Description of the task ▸ Using the records provided below, locate and copy each line that contains the word "Start".
____________________
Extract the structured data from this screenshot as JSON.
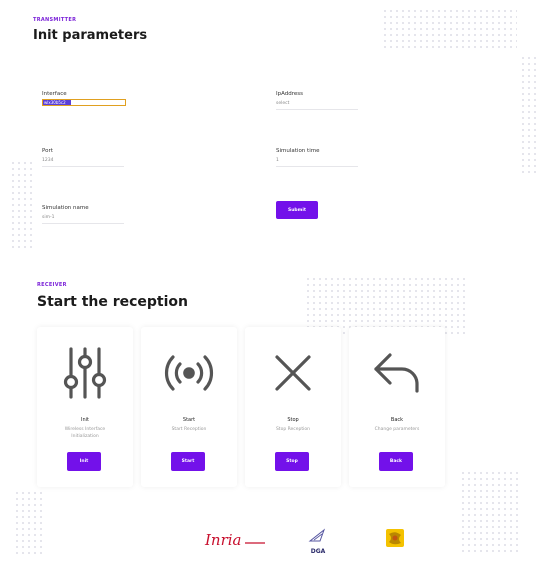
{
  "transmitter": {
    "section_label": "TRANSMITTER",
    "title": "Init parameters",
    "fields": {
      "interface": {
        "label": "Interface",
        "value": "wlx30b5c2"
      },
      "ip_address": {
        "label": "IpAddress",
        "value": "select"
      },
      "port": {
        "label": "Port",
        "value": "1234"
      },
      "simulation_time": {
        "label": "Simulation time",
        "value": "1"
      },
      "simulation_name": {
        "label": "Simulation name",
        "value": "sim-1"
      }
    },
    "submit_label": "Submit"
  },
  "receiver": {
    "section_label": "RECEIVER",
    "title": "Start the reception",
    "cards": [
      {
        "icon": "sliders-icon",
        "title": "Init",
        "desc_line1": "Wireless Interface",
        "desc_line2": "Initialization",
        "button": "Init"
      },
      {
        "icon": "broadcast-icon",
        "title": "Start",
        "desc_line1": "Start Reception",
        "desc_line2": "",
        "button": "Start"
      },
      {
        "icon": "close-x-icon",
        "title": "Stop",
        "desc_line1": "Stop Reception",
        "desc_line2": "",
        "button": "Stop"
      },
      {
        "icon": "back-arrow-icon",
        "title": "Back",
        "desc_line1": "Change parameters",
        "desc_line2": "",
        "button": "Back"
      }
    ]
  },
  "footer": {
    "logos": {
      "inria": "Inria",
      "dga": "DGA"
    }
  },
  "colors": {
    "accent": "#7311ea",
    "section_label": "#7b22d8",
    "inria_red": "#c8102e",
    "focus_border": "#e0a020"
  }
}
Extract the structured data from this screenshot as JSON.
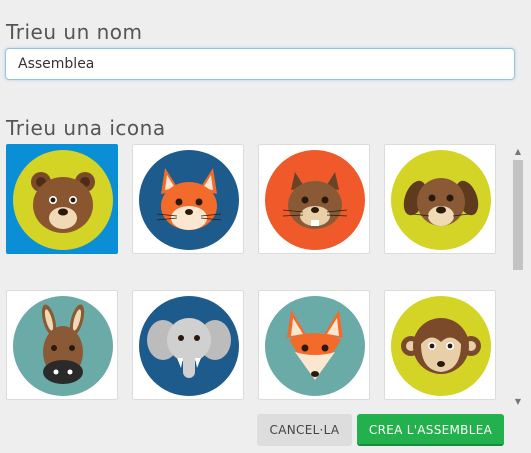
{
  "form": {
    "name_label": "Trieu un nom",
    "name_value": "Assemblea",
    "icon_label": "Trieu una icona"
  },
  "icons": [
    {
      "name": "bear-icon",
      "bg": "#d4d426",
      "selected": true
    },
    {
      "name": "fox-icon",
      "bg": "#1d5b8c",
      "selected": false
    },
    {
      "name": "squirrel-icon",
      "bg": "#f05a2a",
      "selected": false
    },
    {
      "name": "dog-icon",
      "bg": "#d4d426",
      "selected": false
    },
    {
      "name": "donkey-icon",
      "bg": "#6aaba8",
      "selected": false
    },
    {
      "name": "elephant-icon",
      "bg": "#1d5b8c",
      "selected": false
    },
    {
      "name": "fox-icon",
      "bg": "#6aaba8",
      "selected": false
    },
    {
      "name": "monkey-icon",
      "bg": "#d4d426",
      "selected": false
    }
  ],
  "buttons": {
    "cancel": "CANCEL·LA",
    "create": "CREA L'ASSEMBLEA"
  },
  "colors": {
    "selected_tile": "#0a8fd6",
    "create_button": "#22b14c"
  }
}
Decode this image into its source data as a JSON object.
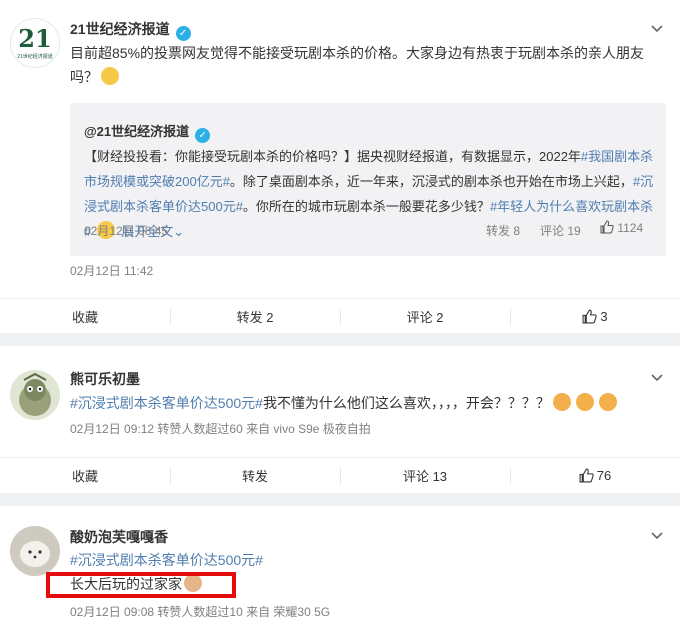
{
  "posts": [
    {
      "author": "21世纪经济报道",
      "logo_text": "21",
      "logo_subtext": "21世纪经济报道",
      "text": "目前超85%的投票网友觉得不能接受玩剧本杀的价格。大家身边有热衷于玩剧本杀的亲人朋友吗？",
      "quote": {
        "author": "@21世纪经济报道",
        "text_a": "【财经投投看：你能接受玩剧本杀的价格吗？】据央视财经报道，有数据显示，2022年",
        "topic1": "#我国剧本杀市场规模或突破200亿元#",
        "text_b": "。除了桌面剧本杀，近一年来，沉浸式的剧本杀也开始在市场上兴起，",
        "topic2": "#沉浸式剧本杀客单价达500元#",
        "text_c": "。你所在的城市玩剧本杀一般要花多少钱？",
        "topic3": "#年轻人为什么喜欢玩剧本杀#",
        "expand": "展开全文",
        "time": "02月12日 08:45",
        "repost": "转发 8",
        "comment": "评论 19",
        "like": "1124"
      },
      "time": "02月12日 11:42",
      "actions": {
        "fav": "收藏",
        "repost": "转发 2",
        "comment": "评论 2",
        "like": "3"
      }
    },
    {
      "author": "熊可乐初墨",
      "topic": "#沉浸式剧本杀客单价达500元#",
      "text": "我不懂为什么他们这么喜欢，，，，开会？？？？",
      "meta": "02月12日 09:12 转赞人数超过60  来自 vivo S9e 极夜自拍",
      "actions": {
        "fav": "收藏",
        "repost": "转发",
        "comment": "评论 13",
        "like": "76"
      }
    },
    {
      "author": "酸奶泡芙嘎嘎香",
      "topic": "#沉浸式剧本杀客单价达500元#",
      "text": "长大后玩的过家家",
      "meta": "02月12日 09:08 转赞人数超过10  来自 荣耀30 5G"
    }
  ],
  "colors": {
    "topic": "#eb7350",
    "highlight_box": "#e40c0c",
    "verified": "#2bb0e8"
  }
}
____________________
Result of this task ▸
    "title": "Start the reception",
        "title": "Start",
        "desc_line1": "Start Reception",
        "button": "Start"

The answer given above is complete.